POV’s series producer Yance Ford is at the Sundance Film Festival. She has been blogging and twittering from Park City this week.
I’m back from Sundance, wrinkled from the red-eye and in full possession of a Sundance sore throat. Right now it’s snowing in New York, and if you squint hard, Gotham looks a little like Park City, Utah, did all week. My Sundance 2010 wrapped with two fantastic panels, and a reception for the Sundance Institute/Skoll Foundation Partnership.
Skoll and the Sundance Institute came together to support the development and production of documentaries that examine “social entrepreneurs” and the work they do to affect change in their communities. The first film to come of this partnership is Gayle Ferraro‘s To Catch a Dollar: Muhammad Yunus Banks on America. Featuring Dr. Muhammad Yunus, winner of the 2006 Nobel Peace prize and a pioneer of micro-financing, To Catch a Dollar chronicles the first year of Grammen America in its first U.S. location (in Queens, New York) and the women who receive loans from the organization. If you’re still in Park City, make time to catch this inspiring film.
I hinted at the Web 3.0 panel in a previous post, but now that I’m back, it deserves more thorough coverage:
The Web 3.0 panel was amazing! Moderated by Wendy Levy, geeks from Google, Seed.com, AOL and others presented examples of what Web 3.0 will look like: “à la carte functionality fueled by raw data with Wherever, Whenever, Whatever portability.” Rooted in what the panelists described as “data-driven storytelling,” Web 3.0 will be a candy store for filmmakers in general and documentary filmmakers in particular. Built on the guiding principle that all raw data should be accessible and available, 3.0 can enhance a film about say, urban education, with dynamic user experiences driven by data about urban education. It’s hard to explain without sounding like an idiot, but the clearest example was a map of the growth of Walmart presented by the Google geek. Imagine a graphic of the continental United States; then imagine a pulsing green dot that pops up in a corner of Arkansas. That dot is the first Walmart store. Then imagine a pulsing green dot appears on the map every time a new Walmart store opens. This map begins to fill up with the green dots and they spread across the country. The speed at which the dots appear is proportionate to the actual span of time between store openings. So Walmart begins as a single sleepy green dot in 1962. Soon, dots are popping up all over the map soon and the last/next dot is — 2010. Get it? With real world data behind this cool image, Web 3.0 has enabled both a contemporary and a historical look at the growth and expansion of the largest retail chain in America. Knowing about the growth of Walmart and seeing the growth of Walmart are two different things, and frankly, seeing it is astounding. If you’re confused by my convoluted explanation, keep an eye out for the podcast &mdash it’s exciting stuff that anyone interested in storytelling should be learning about now.

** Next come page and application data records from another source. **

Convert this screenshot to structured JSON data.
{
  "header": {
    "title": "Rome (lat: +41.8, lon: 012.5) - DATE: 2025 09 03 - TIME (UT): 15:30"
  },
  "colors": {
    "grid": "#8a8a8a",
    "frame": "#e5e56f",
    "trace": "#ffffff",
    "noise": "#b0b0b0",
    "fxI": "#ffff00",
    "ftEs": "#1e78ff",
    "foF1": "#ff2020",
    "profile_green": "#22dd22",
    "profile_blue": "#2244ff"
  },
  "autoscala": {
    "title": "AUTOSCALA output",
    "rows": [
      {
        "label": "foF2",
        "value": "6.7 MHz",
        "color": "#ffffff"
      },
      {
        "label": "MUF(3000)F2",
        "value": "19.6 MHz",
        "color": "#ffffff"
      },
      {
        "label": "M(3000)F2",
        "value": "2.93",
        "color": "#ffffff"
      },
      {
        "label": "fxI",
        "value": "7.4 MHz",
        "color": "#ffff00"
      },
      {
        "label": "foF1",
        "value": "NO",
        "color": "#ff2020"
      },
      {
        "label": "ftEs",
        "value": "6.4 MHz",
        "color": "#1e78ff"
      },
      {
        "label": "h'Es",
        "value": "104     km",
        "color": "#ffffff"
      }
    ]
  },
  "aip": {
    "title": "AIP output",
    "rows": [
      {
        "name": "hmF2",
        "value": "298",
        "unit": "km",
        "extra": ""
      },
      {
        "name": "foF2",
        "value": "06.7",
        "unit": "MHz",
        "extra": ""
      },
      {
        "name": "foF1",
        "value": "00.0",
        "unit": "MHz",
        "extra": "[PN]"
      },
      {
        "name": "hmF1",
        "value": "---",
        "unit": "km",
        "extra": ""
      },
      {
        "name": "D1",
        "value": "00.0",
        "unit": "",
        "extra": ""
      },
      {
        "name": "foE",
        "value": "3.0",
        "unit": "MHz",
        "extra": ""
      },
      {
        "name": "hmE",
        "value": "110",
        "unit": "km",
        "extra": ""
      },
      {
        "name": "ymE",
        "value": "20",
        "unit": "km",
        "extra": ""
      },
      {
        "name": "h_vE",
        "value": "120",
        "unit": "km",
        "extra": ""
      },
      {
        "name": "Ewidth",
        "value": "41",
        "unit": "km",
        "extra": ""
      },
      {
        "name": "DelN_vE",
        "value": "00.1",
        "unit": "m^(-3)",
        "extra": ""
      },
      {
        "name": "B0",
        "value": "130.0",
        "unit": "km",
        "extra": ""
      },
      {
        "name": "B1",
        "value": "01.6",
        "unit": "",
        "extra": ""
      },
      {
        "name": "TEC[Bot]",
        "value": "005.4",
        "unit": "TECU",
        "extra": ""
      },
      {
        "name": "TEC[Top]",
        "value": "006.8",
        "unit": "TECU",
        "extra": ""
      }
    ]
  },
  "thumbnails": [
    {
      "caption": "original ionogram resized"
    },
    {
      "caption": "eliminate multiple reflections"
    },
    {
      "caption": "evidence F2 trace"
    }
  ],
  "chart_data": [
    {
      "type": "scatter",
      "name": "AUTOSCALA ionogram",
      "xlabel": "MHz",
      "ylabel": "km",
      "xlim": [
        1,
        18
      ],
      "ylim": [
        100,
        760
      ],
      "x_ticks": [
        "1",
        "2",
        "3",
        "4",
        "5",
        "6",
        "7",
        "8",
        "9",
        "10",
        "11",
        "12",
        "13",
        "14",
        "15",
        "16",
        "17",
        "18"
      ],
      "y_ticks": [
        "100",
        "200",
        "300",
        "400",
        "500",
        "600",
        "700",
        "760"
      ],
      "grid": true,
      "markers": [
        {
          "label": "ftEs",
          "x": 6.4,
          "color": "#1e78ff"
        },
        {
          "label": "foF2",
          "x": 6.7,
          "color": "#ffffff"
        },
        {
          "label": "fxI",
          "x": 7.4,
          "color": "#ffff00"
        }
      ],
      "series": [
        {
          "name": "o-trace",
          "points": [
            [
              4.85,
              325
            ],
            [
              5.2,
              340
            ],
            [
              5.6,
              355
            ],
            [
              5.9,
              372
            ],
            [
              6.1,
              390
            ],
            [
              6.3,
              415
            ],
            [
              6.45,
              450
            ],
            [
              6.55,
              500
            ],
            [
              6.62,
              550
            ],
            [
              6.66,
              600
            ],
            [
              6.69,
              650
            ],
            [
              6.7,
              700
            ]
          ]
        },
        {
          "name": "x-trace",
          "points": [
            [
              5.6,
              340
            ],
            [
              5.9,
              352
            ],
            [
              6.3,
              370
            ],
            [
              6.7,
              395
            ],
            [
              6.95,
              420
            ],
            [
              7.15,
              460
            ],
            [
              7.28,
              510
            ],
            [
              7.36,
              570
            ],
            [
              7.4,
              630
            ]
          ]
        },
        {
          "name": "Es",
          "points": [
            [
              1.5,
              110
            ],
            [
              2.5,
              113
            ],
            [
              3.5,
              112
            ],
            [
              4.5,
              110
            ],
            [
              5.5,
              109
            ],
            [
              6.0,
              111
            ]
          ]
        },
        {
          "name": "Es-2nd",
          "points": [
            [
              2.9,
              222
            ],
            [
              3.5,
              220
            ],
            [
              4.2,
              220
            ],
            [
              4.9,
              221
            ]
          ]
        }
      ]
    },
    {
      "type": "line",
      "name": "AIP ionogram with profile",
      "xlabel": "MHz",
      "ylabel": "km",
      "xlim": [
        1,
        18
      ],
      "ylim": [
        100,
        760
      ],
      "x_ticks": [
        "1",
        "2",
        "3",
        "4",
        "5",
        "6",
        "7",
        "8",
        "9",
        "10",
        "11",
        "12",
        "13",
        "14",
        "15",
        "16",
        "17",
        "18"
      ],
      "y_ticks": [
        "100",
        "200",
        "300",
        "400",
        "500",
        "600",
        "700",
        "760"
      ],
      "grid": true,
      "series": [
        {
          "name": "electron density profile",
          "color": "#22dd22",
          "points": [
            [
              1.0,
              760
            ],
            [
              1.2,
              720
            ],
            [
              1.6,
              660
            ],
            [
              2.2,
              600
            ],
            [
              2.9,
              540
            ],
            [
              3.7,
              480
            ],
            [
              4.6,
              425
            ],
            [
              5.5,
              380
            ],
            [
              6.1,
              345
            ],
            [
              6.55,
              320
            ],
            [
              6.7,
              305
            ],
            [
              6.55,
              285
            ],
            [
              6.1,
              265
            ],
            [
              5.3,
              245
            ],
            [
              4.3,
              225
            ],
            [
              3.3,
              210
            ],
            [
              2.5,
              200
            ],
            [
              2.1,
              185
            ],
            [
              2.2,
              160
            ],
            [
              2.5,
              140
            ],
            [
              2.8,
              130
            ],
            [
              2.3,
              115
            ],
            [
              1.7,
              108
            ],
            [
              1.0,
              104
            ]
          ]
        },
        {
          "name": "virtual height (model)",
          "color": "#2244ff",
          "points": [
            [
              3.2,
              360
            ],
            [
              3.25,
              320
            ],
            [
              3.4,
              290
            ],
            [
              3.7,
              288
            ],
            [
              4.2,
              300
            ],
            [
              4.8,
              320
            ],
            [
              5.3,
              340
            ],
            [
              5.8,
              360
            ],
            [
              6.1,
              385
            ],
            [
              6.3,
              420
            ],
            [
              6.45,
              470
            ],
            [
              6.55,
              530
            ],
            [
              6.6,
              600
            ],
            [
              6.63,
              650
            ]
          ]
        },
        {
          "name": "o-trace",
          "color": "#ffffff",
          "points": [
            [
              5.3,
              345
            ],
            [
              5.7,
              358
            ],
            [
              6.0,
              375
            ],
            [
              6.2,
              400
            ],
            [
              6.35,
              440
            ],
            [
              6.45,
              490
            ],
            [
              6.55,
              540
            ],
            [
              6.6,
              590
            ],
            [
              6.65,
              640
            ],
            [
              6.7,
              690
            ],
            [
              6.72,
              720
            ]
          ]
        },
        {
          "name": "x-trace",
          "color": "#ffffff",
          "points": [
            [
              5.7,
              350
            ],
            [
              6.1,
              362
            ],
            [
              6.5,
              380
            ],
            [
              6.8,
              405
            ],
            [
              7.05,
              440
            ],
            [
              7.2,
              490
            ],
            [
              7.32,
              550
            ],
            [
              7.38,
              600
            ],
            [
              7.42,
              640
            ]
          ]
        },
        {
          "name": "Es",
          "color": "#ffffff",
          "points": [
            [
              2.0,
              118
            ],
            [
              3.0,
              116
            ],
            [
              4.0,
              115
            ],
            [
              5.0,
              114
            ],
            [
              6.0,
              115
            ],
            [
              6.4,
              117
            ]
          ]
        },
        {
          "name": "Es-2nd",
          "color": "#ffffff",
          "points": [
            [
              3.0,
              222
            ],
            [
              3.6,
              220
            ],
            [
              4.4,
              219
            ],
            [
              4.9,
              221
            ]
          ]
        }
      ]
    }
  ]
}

Every year, the problem with Sundance is that you can’t get to everything you want to see. I wish I had made it to Joan Rivers—A Piece of Work by Annie Sundberg and Ricki Stern (In My Corner, POV 1999). Joan Rivers—A Piece of Work was edited by Penny Falk, my neighbor and editor of the films Smile ’til it Hurts, Election Day (POV 2008), Toots and others. Yay Penny! I also missed Waiting for Superman by Davis Guggenheim, Jean-Michel Basquiat: The Radiant Child and Catfish. Check out Sean Farnel‘s mysterious and brief write-up on Catfish. The list of things I wish I had seen also includes two narrative films, The Dry Land and Blue Valentine. If you’ve seen either one, post a comment with your take below (but no spoilers please!)
Though POV has returned to NYC, the Sundance Film Festival continues through Sunday. The official Festival website has great content that you should know about like the Meet the Artist video interview series. You’ll also find a host of other video content, interviews and articles at the Festival’s main site. Finally, the ever- reliable doc blogs will continue to cover the festival through Sunday. Check out www.indiewire.com , Karina Longworth‘s new gig, www.voicefilm.com, Filmmaker Magazine‘s coverage and the venerable AJ Schnack at his blog All These Wonderful Things. If you’re at the festival, tweet @povdocs with news on any of our films: The Oath, My Perestroika and Last Train Home. The jury and audience awards are handed out Sunday — fingers crossed.